And I’ve been surprised that the dogs enjoy it, too, though obviously they have different interests. Our six-year old, Rudi, is fascinated by a wide range of things, and after dinner, he sits in the kitchen waiting for us to say, “It’s time for TV.” While we’re cleaning up, he trots into the living room and plants himself on a chair or ottoman opposite the 65-inch screen, waiting.
Rudi is happy watching nature specials and enjoys simple scenes like the wind sweeping across a planted field, rippling the wheat or corn. He also sat there riveted by most of Babe. At the end of that movie, he turned to us and moved his lips like the animals he’d been observing, and he does that every now and then when he’s excited about something.

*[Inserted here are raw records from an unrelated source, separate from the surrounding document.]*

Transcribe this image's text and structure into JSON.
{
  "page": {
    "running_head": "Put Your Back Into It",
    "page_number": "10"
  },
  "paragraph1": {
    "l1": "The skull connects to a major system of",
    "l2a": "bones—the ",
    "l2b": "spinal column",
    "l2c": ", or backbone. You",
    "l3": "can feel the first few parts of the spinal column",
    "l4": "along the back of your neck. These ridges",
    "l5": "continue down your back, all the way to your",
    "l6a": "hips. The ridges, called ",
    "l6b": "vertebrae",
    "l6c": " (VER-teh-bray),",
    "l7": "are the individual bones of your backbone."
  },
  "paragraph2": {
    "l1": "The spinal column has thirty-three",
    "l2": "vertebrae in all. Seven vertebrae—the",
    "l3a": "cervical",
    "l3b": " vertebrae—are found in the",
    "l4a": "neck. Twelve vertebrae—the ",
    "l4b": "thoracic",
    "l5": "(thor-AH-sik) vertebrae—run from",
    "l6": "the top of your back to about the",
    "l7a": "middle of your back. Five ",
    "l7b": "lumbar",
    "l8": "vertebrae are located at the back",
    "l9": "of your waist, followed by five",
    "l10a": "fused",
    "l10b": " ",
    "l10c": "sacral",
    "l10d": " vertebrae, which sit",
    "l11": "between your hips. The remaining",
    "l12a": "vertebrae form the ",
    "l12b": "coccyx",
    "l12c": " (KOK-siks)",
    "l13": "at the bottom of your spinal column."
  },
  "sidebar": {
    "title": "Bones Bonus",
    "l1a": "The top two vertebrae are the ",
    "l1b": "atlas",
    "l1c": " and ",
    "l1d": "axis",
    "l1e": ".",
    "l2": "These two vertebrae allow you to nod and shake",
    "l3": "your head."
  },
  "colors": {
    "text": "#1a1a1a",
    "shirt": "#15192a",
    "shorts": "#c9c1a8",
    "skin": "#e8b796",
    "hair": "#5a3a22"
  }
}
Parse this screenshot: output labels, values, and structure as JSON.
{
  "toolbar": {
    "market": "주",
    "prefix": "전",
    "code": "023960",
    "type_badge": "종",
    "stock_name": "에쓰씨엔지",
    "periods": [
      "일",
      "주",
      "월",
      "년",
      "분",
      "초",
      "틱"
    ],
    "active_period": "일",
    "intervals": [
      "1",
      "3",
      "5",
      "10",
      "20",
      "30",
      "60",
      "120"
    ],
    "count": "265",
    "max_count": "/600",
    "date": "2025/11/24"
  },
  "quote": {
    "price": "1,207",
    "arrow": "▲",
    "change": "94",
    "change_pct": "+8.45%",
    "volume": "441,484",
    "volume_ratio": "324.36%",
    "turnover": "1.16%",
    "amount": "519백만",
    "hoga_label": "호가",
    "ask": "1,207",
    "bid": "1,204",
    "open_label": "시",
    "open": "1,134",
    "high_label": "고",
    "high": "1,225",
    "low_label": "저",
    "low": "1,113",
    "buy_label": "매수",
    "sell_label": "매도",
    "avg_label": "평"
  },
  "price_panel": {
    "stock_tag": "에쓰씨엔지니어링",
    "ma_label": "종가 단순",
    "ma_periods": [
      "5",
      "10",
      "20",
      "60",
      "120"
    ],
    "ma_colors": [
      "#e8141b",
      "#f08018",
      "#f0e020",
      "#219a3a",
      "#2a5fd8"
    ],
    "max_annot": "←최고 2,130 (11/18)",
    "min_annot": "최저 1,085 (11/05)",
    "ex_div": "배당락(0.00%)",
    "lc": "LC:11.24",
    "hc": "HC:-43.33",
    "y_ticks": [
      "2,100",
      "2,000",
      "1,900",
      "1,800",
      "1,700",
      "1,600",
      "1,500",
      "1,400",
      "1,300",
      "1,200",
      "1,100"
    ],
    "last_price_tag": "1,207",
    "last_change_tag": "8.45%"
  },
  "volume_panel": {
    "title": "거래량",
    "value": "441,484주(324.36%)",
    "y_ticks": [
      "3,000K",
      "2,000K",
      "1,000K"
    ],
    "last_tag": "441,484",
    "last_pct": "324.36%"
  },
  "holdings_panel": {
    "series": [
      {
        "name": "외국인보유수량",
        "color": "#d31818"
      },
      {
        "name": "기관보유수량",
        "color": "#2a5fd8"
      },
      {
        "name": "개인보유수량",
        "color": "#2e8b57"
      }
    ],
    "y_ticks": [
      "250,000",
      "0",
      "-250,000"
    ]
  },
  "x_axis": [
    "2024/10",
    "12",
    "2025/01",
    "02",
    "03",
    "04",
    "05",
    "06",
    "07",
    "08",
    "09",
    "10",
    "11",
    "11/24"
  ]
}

He’s been no fan of the dragons in Game of Thrones or zombies in The Walking Dead. He races to the set to bark at horses tearing across the screen as they do somewhat too often in Poldark, but he seems especially fascinated by extreme closeups of people expressing intense emotion. At those moments, I watch his ears twitch and his head move from one speaker to another. Sometimes his eyes go wide if characters are yelling or crying. Both Westies are fascinated by fast-paced chases and fight scenes like the ones in the Jason Bourne movies.
Rudi’s half-brother Ravi, who’s just over two years old, is a typical little brother and often seems drawn to whatever Rudi is watching or barking at. But emotion triggers something extra special in the little guy. We were all watching Daredevil last week and I reacted intensely to a car crash that left the driver trapped upside down near her dead passenger because I have some lingering PTSD from a car accident of my own. I gasped during that scene in the show and Ravi raced onto the couch and started licking my face as if to reassure me. It’s happened before, and sometimes he responds even when I’m silent but experiencing surprise or momentary distress at what’s on the screen. He’s clearly been observing my face.
So TV nights at our home are layered: my spouse and I are watching the screen, but we’re also watching the Westies, who watch each other, the screen and us, too.
A veteran of university teaching, Lev Raphael now offers creative writing workshops online at writewithoutborders.com. He’s the author of the health club mystery Hot Rocks and 24 other books in many genres.